▶ _Action item_: Your copy of the data below must be exact and must leave out all pictures.

======== Given records

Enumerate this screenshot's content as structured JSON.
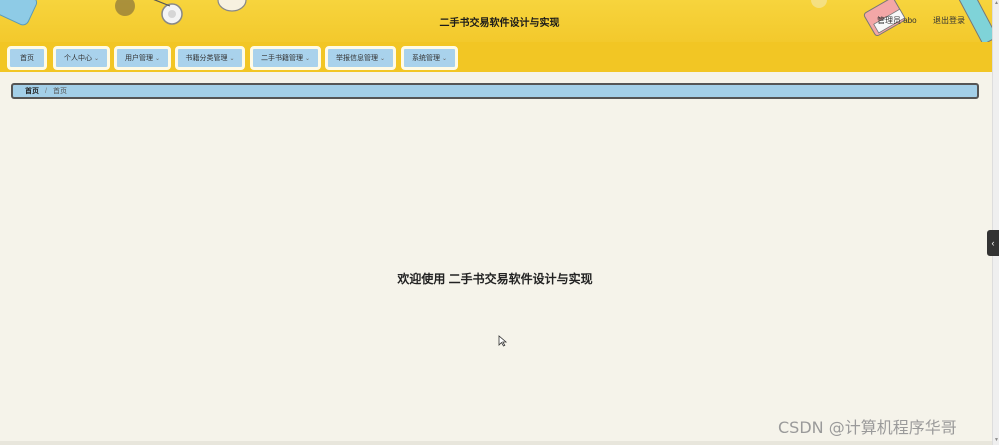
{
  "header": {
    "title": "二手书交易软件设计与实现",
    "admin_label": "管理员 abo",
    "logout_label": "退出登录"
  },
  "nav": {
    "items": [
      {
        "label": "首页",
        "has_dropdown": false
      },
      {
        "label": "个人中心",
        "has_dropdown": true
      },
      {
        "label": "用户管理",
        "has_dropdown": true
      },
      {
        "label": "书籍分类管理",
        "has_dropdown": true
      },
      {
        "label": "二手书籍管理",
        "has_dropdown": true
      },
      {
        "label": "举报信息管理",
        "has_dropdown": true
      },
      {
        "label": "系统管理",
        "has_dropdown": true
      }
    ],
    "chevron": "⌄"
  },
  "breadcrumb": {
    "home": "首页",
    "separator": "/",
    "current": "首页"
  },
  "main": {
    "welcome_text": "欢迎使用 二手书交易软件设计与实现"
  },
  "side_toggle": {
    "icon": "chevron-left-icon",
    "glyph": "‹"
  },
  "watermark": "CSDN @计算机程序华哥",
  "colors": {
    "header_yellow": "#f3c92c",
    "nav_item_blue": "#a9d2ec",
    "page_bg": "#f5f3ea"
  }
}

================

▶ _Answer space_:
Enumerate this screenshot's content as structured JSON.
{
  "header": {
    "title": "二手书交易软件设计与实现",
    "admin_label": "管理员 abo",
    "logout_label": "退出登录"
  },
  "nav": {
    "items": [
      {
        "label": "首页",
        "has_dropdown": false
      },
      {
        "label": "个人中心",
        "has_dropdown": true
      },
      {
        "label": "用户管理",
        "has_dropdown": true
      },
      {
        "label": "书籍分类管理",
        "has_dropdown": true
      },
      {
        "label": "二手书籍管理",
        "has_dropdown": true
      },
      {
        "label": "举报信息管理",
        "has_dropdown": true
      },
      {
        "label": "系统管理",
        "has_dropdown": true
      }
    ],
    "chevron": "⌄"
  },
  "breadcrumb": {
    "home": "首页",
    "separator": "/",
    "current": "首页"
  },
  "main": {
    "welcome_text": "欢迎使用 二手书交易软件设计与实现"
  },
  "side_toggle": {
    "icon": "chevron-left-icon",
    "glyph": "‹"
  },
  "watermark": "CSDN @计算机程序华哥",
  "colors": {
    "header_yellow": "#f3c92c",
    "nav_item_blue": "#a9d2ec",
    "page_bg": "#f5f3ea"
  }
}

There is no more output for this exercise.